Wajahat and Saiqa’s experience at the House of Welcome has enabled them to build a thriving catering business after arriving in Australia with nothing but “the clothes on their back”. This hardworking and entrepreneurial couple started their catering business three years ago. They began with a small food stall at Adelaide’s Plant 4 Bowden Festival preparing traditional Pakistani food – butter chicken, lamb curry, biryani and samosas. Their menu has expanded rapidly to keep pace with demand and the ever-changing culinary landscape. For example, in response to the growing vegan market, they have created a number of hugely successful vegan options, which are now signature dishes on their menu.
Earlier this year, Wajahat and Saiqa took a stall at the opening night of the Adelaide Fringe Festival, serving more than 400 people over three very busy hours and further building on their already growing reputation. Next year in March, they plan to have a stall at the much-anticipated WOMADelaide Festival. This event offers a wide variety of music, arts and dance in four days of non-stop entertainment, highlighting the enormous value of a multicultural society and its potential to contribute to the Adelaide community.

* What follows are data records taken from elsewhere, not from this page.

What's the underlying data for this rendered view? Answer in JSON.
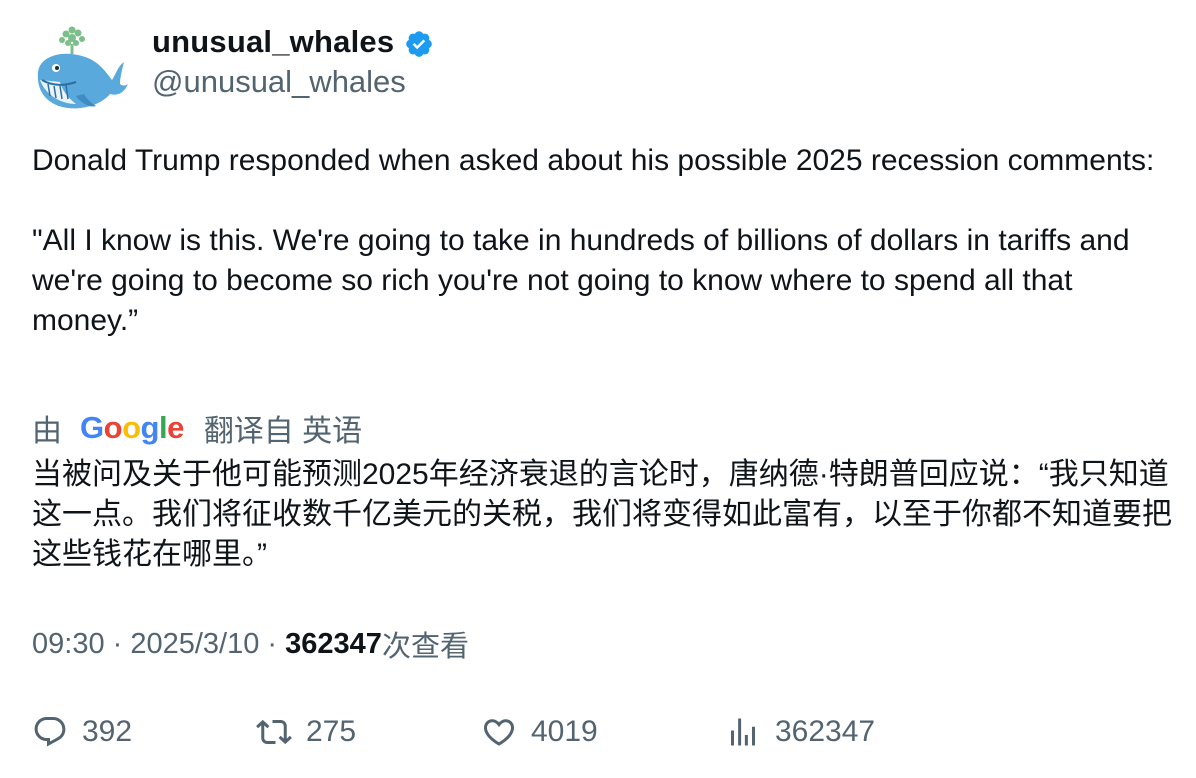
{
  "author": {
    "display_name": "unusual_whales",
    "handle": "@unusual_whales",
    "verified": true,
    "avatar_icon": "whale-avatar-icon",
    "verified_color": "#1d9bf0"
  },
  "tweet": {
    "text_line_1": "Donald Trump responded when asked about his possible 2025 recession comments:",
    "text_line_2": "\"All I know is this. We're going to take in hundreds of billions of dollars in tariffs and we're going to become so rich you're not going to know where to spend all that money.”"
  },
  "translation": {
    "by_label": "由",
    "provider": "Google",
    "translate_label": "翻译自 英语",
    "translated_text": "当被问及关于他可能预测2025年经济衰退的言论时，唐纳德·特朗普回应说：“我只知道这一点。我们将征收数千亿美元的关税，我们将变得如此富有，以至于你都不知道要把这些钱花在哪里。”"
  },
  "meta": {
    "time": "09:30",
    "separator": " · ",
    "date": "2025/3/10",
    "views_count": "362347",
    "views_label": "次查看"
  },
  "actions": {
    "replies": "392",
    "retweets": "275",
    "likes": "4019",
    "views": "362347"
  }
}
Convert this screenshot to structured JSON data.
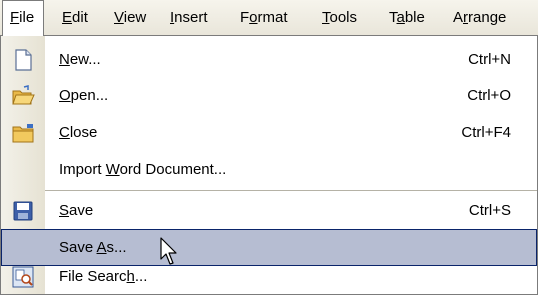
{
  "menubar": {
    "items": [
      {
        "label": "File",
        "access": "F",
        "state": "active"
      },
      {
        "label": "Edit",
        "access": "E"
      },
      {
        "label": "View",
        "access": "V"
      },
      {
        "label": "Insert",
        "access": "I"
      },
      {
        "label": "Format",
        "access": "o"
      },
      {
        "label": "Tools",
        "access": "T"
      },
      {
        "label": "Table",
        "access": "a"
      },
      {
        "label": "Arrange",
        "access": "r"
      }
    ]
  },
  "file_menu": {
    "items": [
      {
        "label": "New...",
        "access": "N",
        "shortcut": "Ctrl+N",
        "icon": "new-document-icon"
      },
      {
        "label": "Open...",
        "access": "O",
        "shortcut": "Ctrl+O",
        "icon": "open-folder-icon"
      },
      {
        "label": "Close",
        "access": "C",
        "shortcut": "Ctrl+F4",
        "icon": "close-folder-icon"
      },
      {
        "label": "Import Word Document...",
        "access": "W",
        "shortcut": "",
        "icon": ""
      },
      {
        "label": "Save",
        "access": "S",
        "shortcut": "Ctrl+S",
        "icon": "save-disk-icon"
      },
      {
        "label": "Save As...",
        "access": "A",
        "shortcut": "",
        "icon": "",
        "state": "highlighted"
      },
      {
        "label": "File Search...",
        "access": "h",
        "shortcut": "",
        "icon": "file-search-icon"
      }
    ]
  },
  "colors": {
    "highlight_fill": "#b6bdd2",
    "highlight_border": "#0a246a",
    "menubar_bg": "#eeece1"
  }
}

The Mercy House of Welcome held a Christmas party last year to celebrate with the many refugees and asylum seekers whose lives and futures had been enhanced throughout the year. The catering for this event was supplied by Wajahat, Saiqa and the children. How appropriate that food should bring this family back to where they began their new life in Australia, giving them an opportunity to talk about their challenges, and how far they have come, with those who gave them support when they needed it most.
About the Mercy House of Welcome
The Mercy House of Welcome is a Mercy Works project located in the northern Adelaide suburb of Kilburn. The centre offers a number of services to help asylum seekers adjust to life in Australia through settlement and visa support, English lessons, budget counselling, assistance with accommodation, bills, food and clothing.
Without the right to work, welfare support or any legal rights, waiting for the outcome of their application results in immense strain on the physical and mental health of asylum seekers. Perhaps the most important part of the connection at the Mercy House of Welcome is the sense of hope in a better future it provides, knowing they have a safe space where they can go – a place where they belong.
Over 400 asylum seekers have come through the Mercy House of Welcome seeking visa application support since the centre opened in 2013. The temporary protection visa application process is a complex and lengthy one, and with pro-bono legal support from the House of Welcome, more than 250 applications have been filed. As a consequence, 104 visas have been granted. Twenty asylum seekers have also been denied visas, but are currently being assisted with the appeal process. Changes to the Government’s asylum seeker policy have resulted in a decreasing number of immigration interviews being conducted for clients at the centre in recent months.
This story was first published in Mercy Works 'Bilum Magazine', June 2019. Read this latest issue here.
Messages to: Lauren Stariha - Communications Officer Mercy Works